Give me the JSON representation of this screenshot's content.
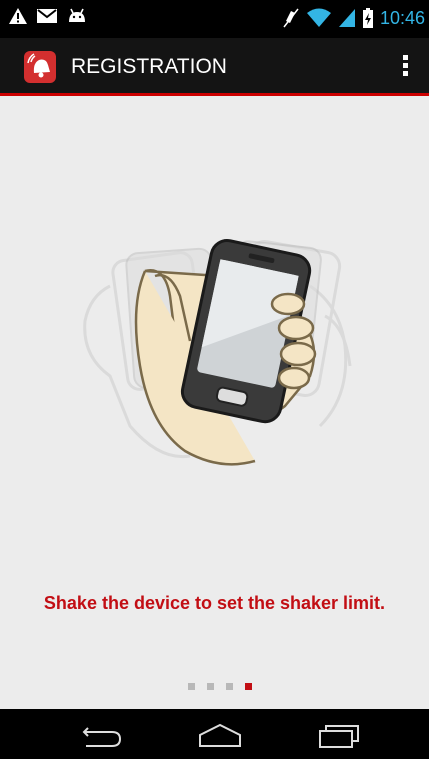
{
  "status_bar": {
    "time": "10:46",
    "left_icons": [
      "warning-icon",
      "gmail-icon",
      "android-icon"
    ],
    "right_icons": [
      "mute-icon",
      "wifi-icon",
      "signal-icon",
      "battery-charging-icon"
    ],
    "clock_color": "#33b5e5"
  },
  "action_bar": {
    "title": "REGISTRATION",
    "app_icon": "alarm-bell-icon",
    "accent_color": "#cc0000"
  },
  "main": {
    "illustration": "hand-shaking-phone-icon",
    "instruction": "Shake the device to set the shaker limit.",
    "instruction_color": "#c20e14"
  },
  "pager": {
    "total": 4,
    "current": 4
  },
  "nav_bar": {
    "buttons": [
      "back-icon",
      "home-icon",
      "recent-apps-icon"
    ]
  }
}
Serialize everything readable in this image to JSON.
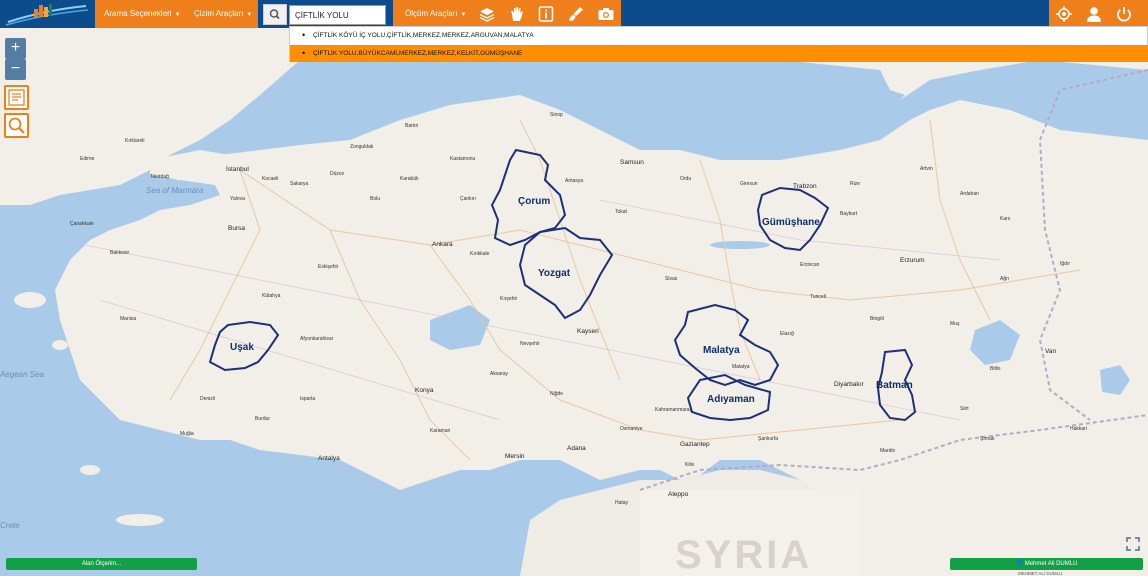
{
  "toolbar": {
    "search_options_label": "Arama Seçenekleri",
    "drawing_tools_label": "Çizim Araçları",
    "measure_tools_label": "Ölçüm Araçları",
    "search_value": "ÇİFTLİK YOLU",
    "icons": [
      "search-icon",
      "layers-icon",
      "hand-pan-icon",
      "info-icon",
      "brush-icon",
      "camera-icon",
      "locate-icon",
      "user-icon",
      "power-icon"
    ]
  },
  "search_results": [
    "ÇİFTLİK KÖYÜ İÇ YOLU,ÇİFTLİK,MERKEZ,MERKEZ,ARGUVAN,MALATYA",
    "ÇİFTLİK YOLU,BÜYÜKCAMİ,MERKEZ,MERKEZ,KELKİT,GÜMÜŞHANE"
  ],
  "map": {
    "zoom_in": "+",
    "zoom_out": "−",
    "highlighted_provinces": [
      "Çorum",
      "Yozgat",
      "Uşak",
      "Malatya",
      "Adıyaman",
      "Gümüşhane",
      "Batman"
    ],
    "colors": {
      "land": "#f1efe8",
      "sea": "#a9cbe9",
      "boundary": "#1c2f78",
      "toolbar": "#0d4c8c",
      "accent": "#ef7f1a"
    },
    "water_labels": [
      "Sea of Marmara",
      "Aegean Sea",
      "Crete"
    ],
    "country_label": "SYRIA",
    "cities": [
      "Ankara",
      "İstanbul",
      "Bursa",
      "Kayseri",
      "Konya",
      "Adana",
      "Mersin",
      "Antalya",
      "Samsun",
      "Trabzon",
      "Erzurum",
      "Van",
      "Diyarbakır",
      "Gaziantep",
      "Sivas",
      "Eskişehir",
      "Kütahya",
      "Isparta",
      "Muğla",
      "Elazığ",
      "Şanlıurfa",
      "Kırşehir",
      "Aksaray",
      "Niğde",
      "Kahramanmaraş",
      "Aleppo",
      "Hatay",
      "Tokat",
      "Amasya",
      "Sinop",
      "Kastamonu",
      "Zonguldak",
      "Bolu",
      "Balıkesir",
      "Manisa",
      "Denizli",
      "Nevşehir",
      "Karaman",
      "Malatya",
      "Mardin",
      "Bingöl",
      "Muş",
      "Erzincan",
      "Bitlis",
      "Siirt",
      "Kırıkkale",
      "Çankırı",
      "Karabük",
      "Bartın",
      "Düzce",
      "Sakarya",
      "Kocaeli",
      "Yalova",
      "Çanakkale",
      "Edirne",
      "Tekirdağ",
      "Kırklareli",
      "Burdur",
      "Afyonkarahisar",
      "Ordu",
      "Giresun",
      "Rize",
      "Artvin",
      "Bayburt",
      "Kars",
      "Ağrı",
      "Iğdır",
      "Ardahan",
      "Tunceli",
      "Hakkari",
      "Şırnak",
      "Kilis",
      "Osmaniye"
    ]
  },
  "bottom": {
    "left_button": "Alan Ölçerim...",
    "user_name": "Mehmet Ali DUMLU",
    "footer_text": "MEHMET ALİ DUMLU"
  }
}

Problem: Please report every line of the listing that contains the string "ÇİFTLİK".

Problem solution:
    "search_value": "ÇİFTLİK YOLU",
    "ÇİFTLİK KÖYÜ İÇ YOLU,ÇİFTLİK,MERKEZ,MERKEZ,ARGUVAN,MALATYA",
    "ÇİFTLİK YOLU,BÜYÜKCAMİ,MERKEZ,MERKEZ,KELKİT,GÜMÜŞHANE"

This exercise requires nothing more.